With the pictures left out, every record must be reproduced exactly.

Data entries
┌────────

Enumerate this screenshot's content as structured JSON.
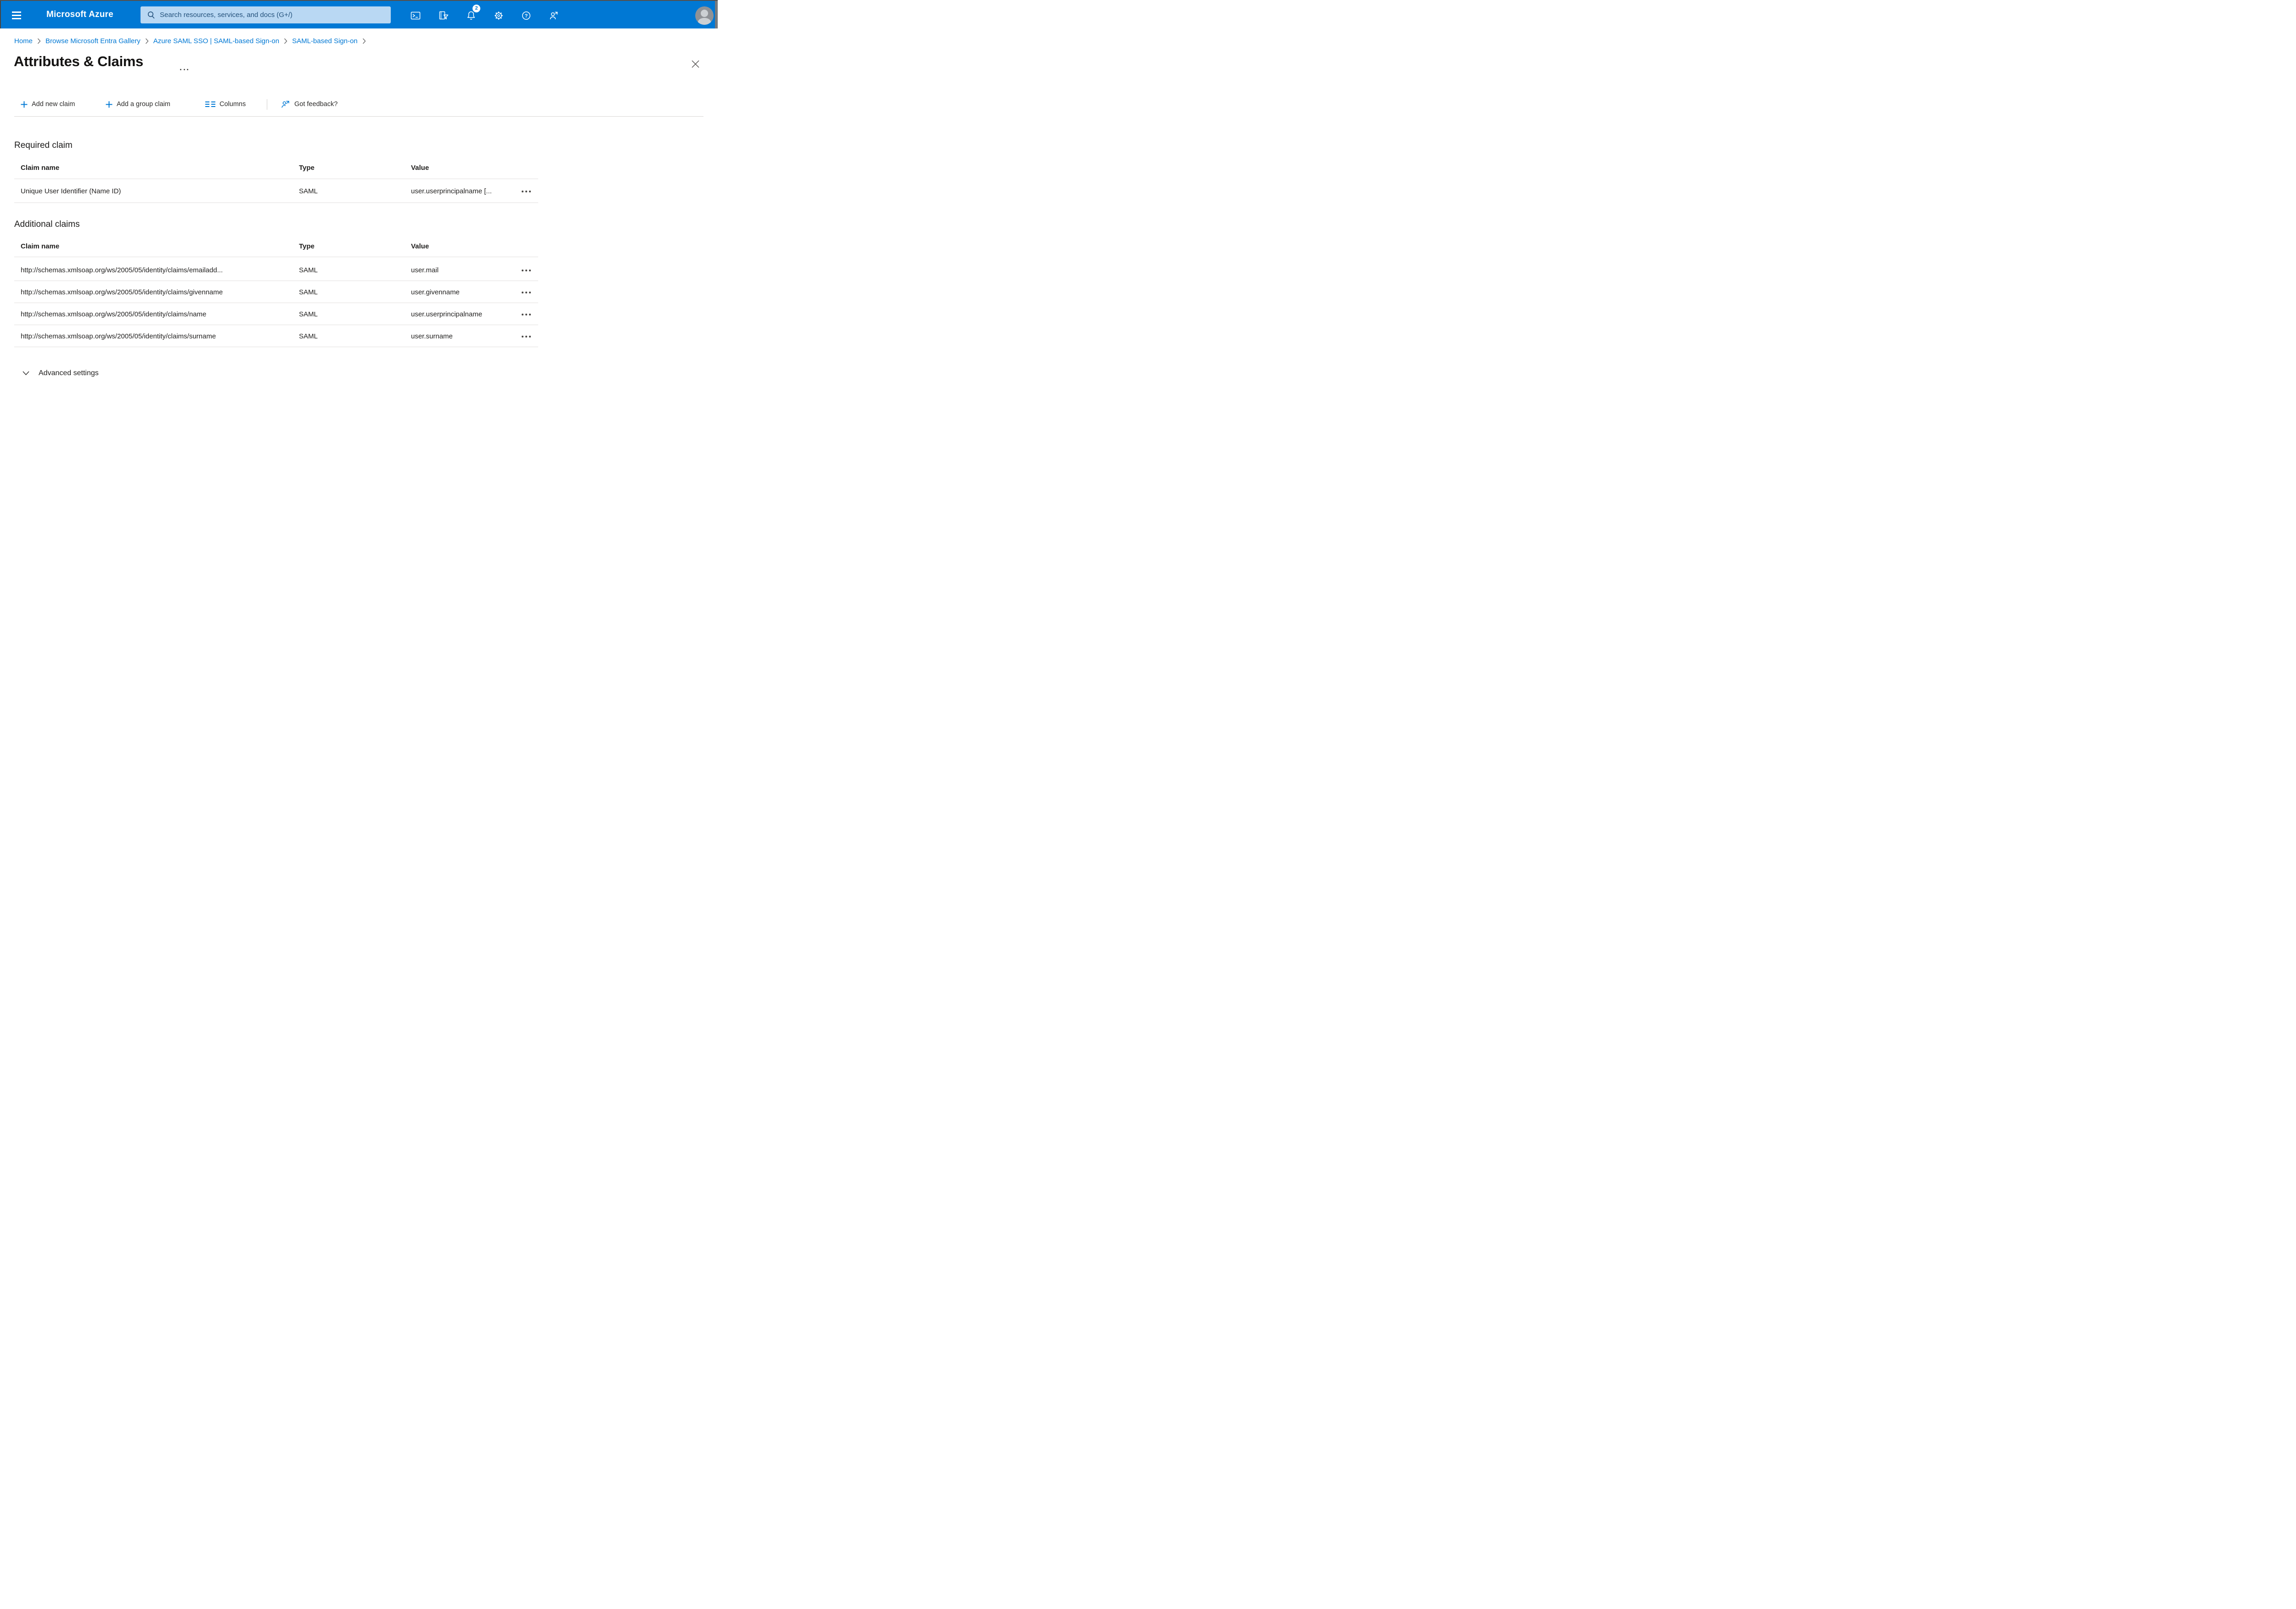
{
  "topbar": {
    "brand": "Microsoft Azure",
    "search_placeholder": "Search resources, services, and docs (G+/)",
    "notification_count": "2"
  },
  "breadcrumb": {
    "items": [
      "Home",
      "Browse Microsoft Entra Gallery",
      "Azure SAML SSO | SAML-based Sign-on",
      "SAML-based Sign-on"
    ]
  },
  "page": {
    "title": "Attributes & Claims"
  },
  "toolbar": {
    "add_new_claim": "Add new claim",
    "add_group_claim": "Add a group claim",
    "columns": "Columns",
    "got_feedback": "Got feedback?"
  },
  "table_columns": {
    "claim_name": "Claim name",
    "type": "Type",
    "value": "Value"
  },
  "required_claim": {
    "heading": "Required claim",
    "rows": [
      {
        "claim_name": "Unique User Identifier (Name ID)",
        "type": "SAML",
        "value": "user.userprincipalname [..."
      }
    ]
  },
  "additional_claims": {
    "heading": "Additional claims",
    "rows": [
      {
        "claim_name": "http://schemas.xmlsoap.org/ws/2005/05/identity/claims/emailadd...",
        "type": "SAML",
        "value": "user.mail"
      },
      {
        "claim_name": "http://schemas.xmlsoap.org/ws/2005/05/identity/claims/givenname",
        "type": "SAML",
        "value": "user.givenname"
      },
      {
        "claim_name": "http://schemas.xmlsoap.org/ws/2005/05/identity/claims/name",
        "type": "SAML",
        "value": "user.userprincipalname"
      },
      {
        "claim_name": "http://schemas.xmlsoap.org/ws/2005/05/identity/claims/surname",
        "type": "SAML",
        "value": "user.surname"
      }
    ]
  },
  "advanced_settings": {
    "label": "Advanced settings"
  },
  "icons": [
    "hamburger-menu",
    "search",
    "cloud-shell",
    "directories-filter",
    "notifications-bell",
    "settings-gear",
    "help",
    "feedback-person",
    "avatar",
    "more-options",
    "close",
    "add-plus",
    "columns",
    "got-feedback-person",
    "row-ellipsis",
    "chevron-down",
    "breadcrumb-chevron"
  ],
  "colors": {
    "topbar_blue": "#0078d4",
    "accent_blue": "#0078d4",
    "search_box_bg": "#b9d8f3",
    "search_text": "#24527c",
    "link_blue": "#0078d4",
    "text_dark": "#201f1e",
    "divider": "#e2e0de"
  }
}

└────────

Exercise response —
Enumerate this screenshot's content as structured JSON.
{
  "topbar": {
    "brand": "Microsoft Azure",
    "search_placeholder": "Search resources, services, and docs (G+/)",
    "notification_count": "2"
  },
  "breadcrumb": {
    "items": [
      "Home",
      "Browse Microsoft Entra Gallery",
      "Azure SAML SSO | SAML-based Sign-on",
      "SAML-based Sign-on"
    ]
  },
  "page": {
    "title": "Attributes & Claims"
  },
  "toolbar": {
    "add_new_claim": "Add new claim",
    "add_group_claim": "Add a group claim",
    "columns": "Columns",
    "got_feedback": "Got feedback?"
  },
  "table_columns": {
    "claim_name": "Claim name",
    "type": "Type",
    "value": "Value"
  },
  "required_claim": {
    "heading": "Required claim",
    "rows": [
      {
        "claim_name": "Unique User Identifier (Name ID)",
        "type": "SAML",
        "value": "user.userprincipalname [..."
      }
    ]
  },
  "additional_claims": {
    "heading": "Additional claims",
    "rows": [
      {
        "claim_name": "http://schemas.xmlsoap.org/ws/2005/05/identity/claims/emailadd...",
        "type": "SAML",
        "value": "user.mail"
      },
      {
        "claim_name": "http://schemas.xmlsoap.org/ws/2005/05/identity/claims/givenname",
        "type": "SAML",
        "value": "user.givenname"
      },
      {
        "claim_name": "http://schemas.xmlsoap.org/ws/2005/05/identity/claims/name",
        "type": "SAML",
        "value": "user.userprincipalname"
      },
      {
        "claim_name": "http://schemas.xmlsoap.org/ws/2005/05/identity/claims/surname",
        "type": "SAML",
        "value": "user.surname"
      }
    ]
  },
  "advanced_settings": {
    "label": "Advanced settings"
  },
  "icons": [
    "hamburger-menu",
    "search",
    "cloud-shell",
    "directories-filter",
    "notifications-bell",
    "settings-gear",
    "help",
    "feedback-person",
    "avatar",
    "more-options",
    "close",
    "add-plus",
    "columns",
    "got-feedback-person",
    "row-ellipsis",
    "chevron-down",
    "breadcrumb-chevron"
  ],
  "colors": {
    "topbar_blue": "#0078d4",
    "accent_blue": "#0078d4",
    "search_box_bg": "#b9d8f3",
    "search_text": "#24527c",
    "link_blue": "#0078d4",
    "text_dark": "#201f1e",
    "divider": "#e2e0de"
  }
}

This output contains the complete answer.